Political agitations that drag on and on fall into a set groove—usually, one tired rally after another, with a flagging media attendance. Not Telangana, where the fight for statehood refuses to be monochromatic, and is expressing itself in a riot of colours. The violence that raged across the 10 districts of Telangana in December has given way to a burst of innovation and colloquial creativity. From cooking on national highways to planting paddy on the roads, from washing clothes on the streets to weaving saris on a moving tractor, there is never a dull moment in T-land.
In Amanagallu in Mahbubnagar district, indoctrination is in full swing—village leaders have established a Telangana school, where students are given lessons on the movement’s history. One zilla parishad school in Adilabad district even hosted a daylong ‘election’, in which nearly a thousand people voted on the question of statehood for Telangana. No prizes for guessing the results.
Telangana ideologues like Professor K. Jayashankar calls this the genius of the common man at work. “Strikes, rallies and seminars are the usual ways to generate awareness in political agitations across India,” he says. “The citizens of Telangana are devising a new format for expressing their views peacefully. It heralds a new maturity in the movement.”
Women cook food on a Sircilla roadside

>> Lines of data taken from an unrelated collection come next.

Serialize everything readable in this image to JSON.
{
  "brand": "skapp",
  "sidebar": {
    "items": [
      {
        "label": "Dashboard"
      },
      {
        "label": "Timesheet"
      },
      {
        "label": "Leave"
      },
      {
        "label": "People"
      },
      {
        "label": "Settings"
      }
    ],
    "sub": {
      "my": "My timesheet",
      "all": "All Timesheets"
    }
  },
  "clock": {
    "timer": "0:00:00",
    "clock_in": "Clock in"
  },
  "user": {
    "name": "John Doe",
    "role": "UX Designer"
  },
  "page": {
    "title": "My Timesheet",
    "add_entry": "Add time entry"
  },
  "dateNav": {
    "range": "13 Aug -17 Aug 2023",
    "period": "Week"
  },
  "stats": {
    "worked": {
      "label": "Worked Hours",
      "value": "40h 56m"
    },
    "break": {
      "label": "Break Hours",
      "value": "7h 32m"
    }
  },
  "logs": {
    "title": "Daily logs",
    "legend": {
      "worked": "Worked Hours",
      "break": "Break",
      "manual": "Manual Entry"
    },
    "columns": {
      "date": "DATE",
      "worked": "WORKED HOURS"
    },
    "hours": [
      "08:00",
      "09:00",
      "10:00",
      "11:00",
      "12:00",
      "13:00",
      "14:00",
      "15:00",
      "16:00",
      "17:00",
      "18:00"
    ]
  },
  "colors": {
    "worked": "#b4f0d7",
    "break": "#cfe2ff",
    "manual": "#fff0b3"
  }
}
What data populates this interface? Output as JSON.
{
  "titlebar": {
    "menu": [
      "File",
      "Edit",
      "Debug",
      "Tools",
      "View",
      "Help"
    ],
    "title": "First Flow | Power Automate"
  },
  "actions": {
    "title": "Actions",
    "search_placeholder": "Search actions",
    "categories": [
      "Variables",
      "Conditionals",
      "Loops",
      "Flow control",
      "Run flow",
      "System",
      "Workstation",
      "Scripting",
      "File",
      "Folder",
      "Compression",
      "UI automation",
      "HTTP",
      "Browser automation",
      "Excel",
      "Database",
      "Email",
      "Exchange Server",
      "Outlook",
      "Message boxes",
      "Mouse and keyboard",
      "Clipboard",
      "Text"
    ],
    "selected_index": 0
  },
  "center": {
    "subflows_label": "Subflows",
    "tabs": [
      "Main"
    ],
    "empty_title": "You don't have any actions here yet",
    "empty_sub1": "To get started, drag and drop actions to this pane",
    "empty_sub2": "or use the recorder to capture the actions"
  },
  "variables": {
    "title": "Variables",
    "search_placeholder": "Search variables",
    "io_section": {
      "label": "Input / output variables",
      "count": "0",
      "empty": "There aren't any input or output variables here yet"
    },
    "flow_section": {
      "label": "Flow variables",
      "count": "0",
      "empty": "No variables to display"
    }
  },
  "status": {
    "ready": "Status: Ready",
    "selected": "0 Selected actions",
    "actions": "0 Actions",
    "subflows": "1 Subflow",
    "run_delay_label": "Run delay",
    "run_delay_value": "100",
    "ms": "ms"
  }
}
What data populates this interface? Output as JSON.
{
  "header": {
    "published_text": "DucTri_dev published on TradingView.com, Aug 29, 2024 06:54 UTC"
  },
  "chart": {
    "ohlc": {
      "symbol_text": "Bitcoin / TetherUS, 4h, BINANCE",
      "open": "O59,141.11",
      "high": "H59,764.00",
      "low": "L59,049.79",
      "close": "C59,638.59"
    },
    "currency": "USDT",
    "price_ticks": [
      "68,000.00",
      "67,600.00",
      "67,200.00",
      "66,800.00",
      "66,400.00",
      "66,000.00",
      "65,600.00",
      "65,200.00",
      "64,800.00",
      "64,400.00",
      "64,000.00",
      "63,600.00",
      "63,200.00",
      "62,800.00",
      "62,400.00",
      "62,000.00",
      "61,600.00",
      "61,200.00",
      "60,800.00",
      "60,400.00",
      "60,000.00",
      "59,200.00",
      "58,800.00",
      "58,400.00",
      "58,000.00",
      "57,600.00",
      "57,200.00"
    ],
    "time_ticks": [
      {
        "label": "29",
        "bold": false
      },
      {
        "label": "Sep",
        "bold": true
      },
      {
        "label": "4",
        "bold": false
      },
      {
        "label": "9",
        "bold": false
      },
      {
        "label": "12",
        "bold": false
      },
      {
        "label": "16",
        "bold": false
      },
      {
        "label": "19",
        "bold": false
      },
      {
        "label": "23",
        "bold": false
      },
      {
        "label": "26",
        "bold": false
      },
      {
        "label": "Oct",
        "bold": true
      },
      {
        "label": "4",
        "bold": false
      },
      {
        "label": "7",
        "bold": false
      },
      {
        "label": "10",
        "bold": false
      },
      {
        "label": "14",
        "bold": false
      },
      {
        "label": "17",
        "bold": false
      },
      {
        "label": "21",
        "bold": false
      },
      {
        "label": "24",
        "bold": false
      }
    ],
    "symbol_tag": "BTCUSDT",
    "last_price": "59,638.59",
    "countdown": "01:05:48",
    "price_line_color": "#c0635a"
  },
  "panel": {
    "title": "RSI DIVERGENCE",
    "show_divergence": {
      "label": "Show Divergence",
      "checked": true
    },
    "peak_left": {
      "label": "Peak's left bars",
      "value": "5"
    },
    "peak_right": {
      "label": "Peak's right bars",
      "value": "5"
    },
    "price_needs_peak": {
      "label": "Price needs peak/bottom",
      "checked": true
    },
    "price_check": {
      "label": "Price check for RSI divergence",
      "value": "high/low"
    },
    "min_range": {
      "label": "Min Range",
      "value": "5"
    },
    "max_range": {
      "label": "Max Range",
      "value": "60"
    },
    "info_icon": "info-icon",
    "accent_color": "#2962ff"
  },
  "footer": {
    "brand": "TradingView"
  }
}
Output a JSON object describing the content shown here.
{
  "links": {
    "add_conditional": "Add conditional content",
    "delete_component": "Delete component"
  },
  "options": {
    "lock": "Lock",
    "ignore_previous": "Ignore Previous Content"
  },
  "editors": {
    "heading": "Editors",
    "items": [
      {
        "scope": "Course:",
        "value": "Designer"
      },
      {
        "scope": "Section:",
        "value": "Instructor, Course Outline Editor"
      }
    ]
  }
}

Describing how a TV crew from Delhi filmed, fascinated, as people in his constituency cooked and ate on the road, Sircilla MP K.T. Rama Rao (son of TRS chief K. Chandrasekhara Rao), explains: “These are not...